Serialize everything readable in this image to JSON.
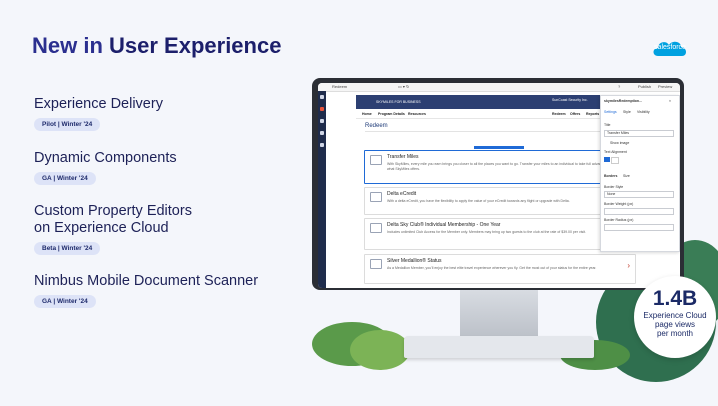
{
  "slide": {
    "title_prefix": "New in ",
    "title_highlight": "User Experience",
    "logo": "salesforce",
    "features": [
      {
        "name": "Experience Delivery",
        "badge": "Pilot | Winter '24"
      },
      {
        "name": "Dynamic Components",
        "badge": "GA | Winter '24"
      },
      {
        "name": "Custom Property Editors",
        "name2": "on Experience Cloud",
        "badge": "Beta | Winter '24"
      },
      {
        "name": "Nimbus Mobile Document Scanner",
        "badge": "GA | Winter '24"
      }
    ],
    "stat": {
      "value": "1.4B",
      "label1": "Experience Cloud",
      "label2": "page views",
      "label3": "per month"
    }
  },
  "screen": {
    "topbar_title": "Redeem",
    "topbar_right1": "Publish",
    "topbar_right2": "Preview",
    "hero_brand": "SKYMILES FOR BUSINESS",
    "hero_right": "SunCoast Security Inc.",
    "nav_items": [
      "Home",
      "Program Details",
      "Resources"
    ],
    "nav_right": [
      "Redeem",
      "Offers",
      "Reports"
    ],
    "page_heading": "Redeem",
    "cards": [
      {
        "title": "Transfer Miles",
        "desc": "With SkyMiles, every mile you earn brings you closer to all the places you want to go. Transfer your miles to an individual to take full advantage of what SkyMiles offers."
      },
      {
        "title": "Delta eCredit",
        "desc": "With a delta eCredit, you have the flexibility to apply the value of your eCredit towards any flight or upgrade with Delta."
      },
      {
        "title": "Delta Sky Club® Individual Membership - One Year",
        "desc": "Includes unlimited Club Access for the Member only. Members may bring up two guests to the club at the rate of $39.00 per visit."
      },
      {
        "title": "Silver Medallion® Status",
        "desc": "As a Medallion Member, you'll enjoy the best elite travel experience wherever you fly. Get the most out of your status for the entire year."
      }
    ],
    "panel": {
      "title": "skymilesRedemption...",
      "tabs": [
        "Settings",
        "Style",
        "Visibility"
      ],
      "title_label": "Title",
      "title_value": "Transfer Miles",
      "show_image": "Show image",
      "text_alignment": "Text Alignment",
      "tabs2": [
        "Borders",
        "Size"
      ],
      "border_style_label": "Border Style",
      "border_style_value": "None",
      "border_weight_label": "Border Weight (px)",
      "border_radius_label": "Border Radius (px)"
    }
  },
  "colors": {
    "title": "#2b2f8f",
    "brand_blue": "#00a1e0",
    "hero_navy": "#2c3f72"
  }
}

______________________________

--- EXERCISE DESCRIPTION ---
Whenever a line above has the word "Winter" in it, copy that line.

--- SOLUTION TO THE PROBLEM ---
        "badge": "Pilot | Winter '24"
        "badge": "GA | Winter '24"
        "badge": "Beta | Winter '24"
        "badge": "GA | Winter '24"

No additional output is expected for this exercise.